Christie, by all indications, appears on board. "As my son said — he said, I can't believe I've been listening to you talk about sports my entire life and that someone might actually pay you to do that," Christie explained.
Philadelphia sports fans might not quite believe it either. Get a taste of what could be in store for WFAN below. Jeva Lange
— SportsNet New York (@SNYtv) February 16, 2017
As life expectancies around the world continue to rise, the United States finds itself with the lowest life expectancy of all high-income countries, a new study published in the Lancet has discovered. While women in South Korea are projected to live to an average age of 90.8 years by 2030, American women are only expected to live 83.3 years, similar to what's expected in Mexico or Croatia.
Researchers blamed a number of factors for Americans' unimpressive outlook, including greater obesity rates, homicides, road accidents — and a lack of universal health care. Majid Ezzati, a professor of global environmental health at Imperial College London, said part of why South Korea is so successful, on the other hand, is the country's investment in childhood nutrition, education, and technology, and also widespread access to good health care.
In 2015, the global life expectancy was 71.4 years. "This [study] shows that even if there is a limit to longevity, we are nowhere near it," Ezzati said. "We should be planning for more life." Jeva Lange
The latest Quinnipiac University poll released Wednesday revealed Americans have a pretty bleak impression of their new commander-in-chief. President Trump earned his lowest net approval rating since he took office, with just 38 percent approving of the job he's done so far and 55 percent of Americans disapproving.
Americans didn't rate Trump's "personal qualities" much better:
- 55 percent said Trump "is not honest."
- 55 percent said he lacks "good leadership skills."
- 63 percent said he "is not level-headed."
- 60 percent said he "does not share their values."
In what might be the biggest blow to Trump, the poll also found that Americans trust the media — which Trump recently declared the "enemy of the American people" — more than they trust Trump to tell "the truth about the important issues."
All in all, Quinnipiac University Poll assistant director Tim Malloy deemed this a "terrible survey one month in." "President Donald Trump's popularity is sinking like a rock," Malloy said in a press release. "He gets slammed on honesty, empathy, level-headedness, and the ability to unite. And two of his strong points, leadership and intelligence, are sinking to new lows."
The poll was conducted by telephone from Feb. 16-21 among 1,323 registered voters. The margin of error among registered voters is plus or minus 2.7 percentage points. Becca Stanek
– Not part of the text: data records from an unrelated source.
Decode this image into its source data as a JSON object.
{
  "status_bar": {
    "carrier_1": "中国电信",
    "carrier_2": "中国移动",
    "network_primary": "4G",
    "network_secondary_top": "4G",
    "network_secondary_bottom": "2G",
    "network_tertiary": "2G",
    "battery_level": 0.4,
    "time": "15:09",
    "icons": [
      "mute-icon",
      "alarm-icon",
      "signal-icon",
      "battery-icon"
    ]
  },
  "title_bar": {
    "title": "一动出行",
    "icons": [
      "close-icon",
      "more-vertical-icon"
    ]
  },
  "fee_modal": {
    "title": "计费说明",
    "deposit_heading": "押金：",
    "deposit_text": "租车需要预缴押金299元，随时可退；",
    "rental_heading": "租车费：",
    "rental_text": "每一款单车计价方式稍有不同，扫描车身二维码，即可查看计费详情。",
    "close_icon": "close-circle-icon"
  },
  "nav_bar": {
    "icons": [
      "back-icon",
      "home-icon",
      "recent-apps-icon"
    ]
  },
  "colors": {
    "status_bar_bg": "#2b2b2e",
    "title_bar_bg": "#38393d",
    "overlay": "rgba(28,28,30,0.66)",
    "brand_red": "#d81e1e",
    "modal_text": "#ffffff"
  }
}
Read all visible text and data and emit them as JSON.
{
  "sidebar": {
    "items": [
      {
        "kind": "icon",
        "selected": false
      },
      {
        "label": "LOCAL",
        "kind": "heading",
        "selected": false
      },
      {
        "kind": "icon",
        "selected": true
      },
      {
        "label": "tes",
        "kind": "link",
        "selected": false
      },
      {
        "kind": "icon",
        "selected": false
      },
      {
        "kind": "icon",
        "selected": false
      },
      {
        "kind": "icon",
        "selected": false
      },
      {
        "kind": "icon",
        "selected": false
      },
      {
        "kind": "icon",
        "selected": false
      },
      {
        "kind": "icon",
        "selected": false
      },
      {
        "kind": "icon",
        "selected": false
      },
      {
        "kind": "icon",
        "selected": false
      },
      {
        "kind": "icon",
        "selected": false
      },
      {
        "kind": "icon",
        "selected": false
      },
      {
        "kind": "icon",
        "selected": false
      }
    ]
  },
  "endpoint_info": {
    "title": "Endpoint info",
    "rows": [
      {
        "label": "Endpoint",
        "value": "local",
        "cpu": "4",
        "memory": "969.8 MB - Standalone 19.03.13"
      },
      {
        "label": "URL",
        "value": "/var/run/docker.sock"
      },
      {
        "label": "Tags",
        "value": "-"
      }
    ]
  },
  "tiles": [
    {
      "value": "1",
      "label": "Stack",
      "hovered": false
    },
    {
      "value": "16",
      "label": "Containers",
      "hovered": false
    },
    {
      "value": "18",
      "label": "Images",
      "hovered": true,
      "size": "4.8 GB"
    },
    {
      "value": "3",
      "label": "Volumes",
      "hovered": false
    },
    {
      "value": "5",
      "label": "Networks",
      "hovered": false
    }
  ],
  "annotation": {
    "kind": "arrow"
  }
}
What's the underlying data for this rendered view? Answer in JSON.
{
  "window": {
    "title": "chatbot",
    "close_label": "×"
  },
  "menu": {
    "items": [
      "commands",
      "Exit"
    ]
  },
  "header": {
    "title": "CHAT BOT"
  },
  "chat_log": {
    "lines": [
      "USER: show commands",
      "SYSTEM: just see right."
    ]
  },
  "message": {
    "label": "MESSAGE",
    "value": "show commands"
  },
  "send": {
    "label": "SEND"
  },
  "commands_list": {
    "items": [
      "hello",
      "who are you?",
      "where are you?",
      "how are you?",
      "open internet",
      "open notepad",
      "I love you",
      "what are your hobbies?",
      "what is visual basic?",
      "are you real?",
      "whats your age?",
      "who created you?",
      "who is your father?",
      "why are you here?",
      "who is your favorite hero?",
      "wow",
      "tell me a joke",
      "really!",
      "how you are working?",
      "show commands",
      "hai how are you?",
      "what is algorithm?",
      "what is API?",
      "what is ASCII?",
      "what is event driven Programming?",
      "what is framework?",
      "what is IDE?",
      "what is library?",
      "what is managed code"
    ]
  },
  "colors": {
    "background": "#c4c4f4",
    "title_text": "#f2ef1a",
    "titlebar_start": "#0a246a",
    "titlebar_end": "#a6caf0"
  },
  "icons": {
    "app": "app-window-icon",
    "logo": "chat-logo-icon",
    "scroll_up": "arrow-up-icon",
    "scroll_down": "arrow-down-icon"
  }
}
The White House might be temporarily "sidelining" Kellyanne Conway from television after reporters and TV show hosts raised questions about her credibility, CNN reports. Conway has not given a television interview since last week when she claimed National Security Adviser Michael Flynn volunteered his resignation, prompting clarification from White House Press Secretary Sean Spicer, who said President Trump had asked Flynn to resign.
Conway was reportedly "off message," a person familiar with the discussions told CNN. "Clearly they're having much more of a drama-free week. Having Kellyanne off television is helping them." Another person familiar with Conway's alleged sidelining told CNN: "Trump was using her as an effective surrogate, then she started becoming ineffective, so they're letting the heat cool off."
The White House has flatly denied CNN's reports. "This is another wild goose chase," White House spokesperson Sarah Sanders said. "Kellyanne has a number of media appearances this week and also has a large portfolio at the [White House] and is spending significant time focusing on it." Jeva Lange